Sadly, nobody in the front office was paying attention to this phenomenon. In 2008, the Tigers staggered out of the gate, starting 0-7. They fought mightily to get to the .500 mark at 41-41, depending more on the likes of Eddie Bonine than the likes of Todd Jones to do so. However, Detroit faded yet again to finish 74-88, 14 games under .500.
The year 2009 was a little bit different. In the last month of the season, Detroit played decently, much like the 1951 Brooklyn Dodgers –- even taking care of divisional rival Minnesota in a late-summer series. However, after that series, the Twins caught on like a house afire while Detroit couldn’t match Minnesota’s pace. That final-weekend season against the Chicago White Sox will long be looked at as a travesty, especially with the first public revelation of Miguel Cabrera’s late-night carousing with Chisox players and his drunken tirade with his pregnant wife. And, let it be remembered that Detroit fell out of the playoff chase in that agonizing extra-inning “Game 163” when Fernando Rodney was asked to pitch a fourth inning for the Tigers and had nothing left in the tank.
Leyland fared better after that. In 2010, Detroit bounced up and down all season, finishing at 81-81. And in 2011, the Tigers went on their first September rampage in quite some time, winning the AL Central by 15 games. They also took the division in 2012 and ’13 –- although in 2013 (Leyland’s last season), having clinched a playoff spot, Detroit resembled the 1988 Red Sox by playing lackadaisical ball the final week of the season while Cleveland finished with a flourish and wound up just a game off the pace.

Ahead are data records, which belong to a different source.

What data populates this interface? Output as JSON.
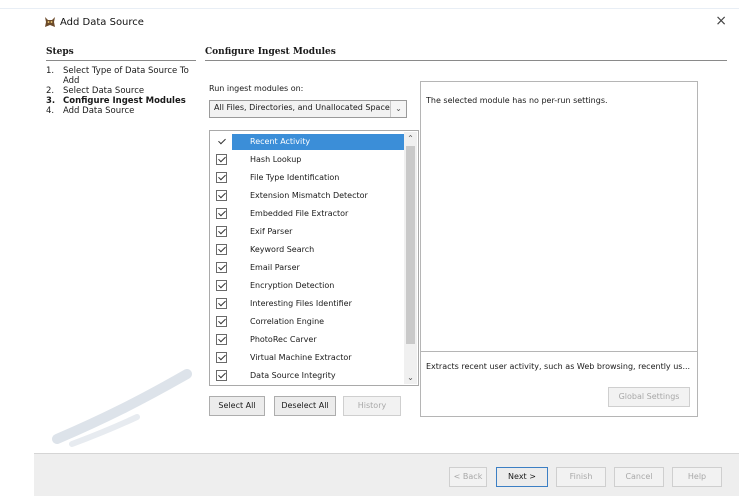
{
  "window": {
    "title": "Add Data Source",
    "close_glyph": "×"
  },
  "steps": {
    "heading": "Steps",
    "items": [
      {
        "num": "1.",
        "text": "Select Type of Data Source To Add",
        "active": false
      },
      {
        "num": "2.",
        "text": "Select Data Source",
        "active": false
      },
      {
        "num": "3.",
        "text": "Configure Ingest Modules",
        "active": true
      },
      {
        "num": "4.",
        "text": "Add Data Source",
        "active": false
      }
    ]
  },
  "main": {
    "heading": "Configure Ingest Modules",
    "run_label": "Run ingest modules on:",
    "run_select": "All Files, Directories, and Unallocated Space",
    "modules": [
      {
        "name": "Recent Activity",
        "checked": true,
        "selected": true
      },
      {
        "name": "Hash Lookup",
        "checked": true,
        "selected": false
      },
      {
        "name": "File Type Identification",
        "checked": true,
        "selected": false
      },
      {
        "name": "Extension Mismatch Detector",
        "checked": true,
        "selected": false
      },
      {
        "name": "Embedded File Extractor",
        "checked": true,
        "selected": false
      },
      {
        "name": "Exif Parser",
        "checked": true,
        "selected": false
      },
      {
        "name": "Keyword Search",
        "checked": true,
        "selected": false
      },
      {
        "name": "Email Parser",
        "checked": true,
        "selected": false
      },
      {
        "name": "Encryption Detection",
        "checked": true,
        "selected": false
      },
      {
        "name": "Interesting Files Identifier",
        "checked": true,
        "selected": false
      },
      {
        "name": "Correlation Engine",
        "checked": true,
        "selected": false
      },
      {
        "name": "PhotoRec Carver",
        "checked": true,
        "selected": false
      },
      {
        "name": "Virtual Machine Extractor",
        "checked": true,
        "selected": false
      },
      {
        "name": "Data Source Integrity",
        "checked": true,
        "selected": false
      }
    ],
    "buttons": {
      "select_all": "Select All",
      "deselect_all": "Deselect All",
      "history": "History"
    },
    "settings_message": "The selected module has no per-run settings.",
    "module_description": "Extracts recent user activity, such as Web browsing, recently us...",
    "global_settings": "Global Settings"
  },
  "footer": {
    "back": "< Back",
    "next": "Next >",
    "finish": "Finish",
    "cancel": "Cancel",
    "help": "Help"
  },
  "colors": {
    "selection": "#3b8ed8",
    "panel_border": "#b5b5b5",
    "footer_bg": "#eeeeee"
  }
}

Jaffe wrote a book, “Evaluating Baseball’s Managers,” published by McFarland & Co. in Jefferson, N.C. It’s a wonderful book, although its statistical analysis ends with the 2008 season. The website promoted on the back cover of the book appears to have been hijacked by someone who knows little or nothing about how to evaluate managers, and no new content has been posted in several years.
But I did get in touch with Jaffe by phone, and he’s working on a few new tweaks on his analysis, just in case there’s a new edition of the book. And the creator of the database Jaffe used for his evaluations is reworking it to be able to include WAR, the stat du jour (remember Win Shares? Runs Created? Total Player Rating?).
Jaffe, though, did note that sabermetric guru Bill James, in his latest edition of his baseball analytics book, put together an essay on managers and bullpens. In it, James ranks Leyland dead last at building a bullpen. Of course, these days managers don’t have the final word on how their roster is constructed — if they ever really did. But one can see the connection between a chronically overtaxed bullpen and a team’s collapse down the stretch.
This essay is not meant to be a “j’accuse!” directed at Leyland. After all, he did lead the Tigers to two World Series and four years in the postseason in his eight seasons as manager –- more than any other Detroit skipper and a great rate than any prior manager. It’s just that managers can be subject to statistical analysis just like players can -– and it wouldn’t have hurt in retrospect had Leyland had someone like Mariano Rivera shutting down the opposition game after game, season after season.
By: Mark Pattison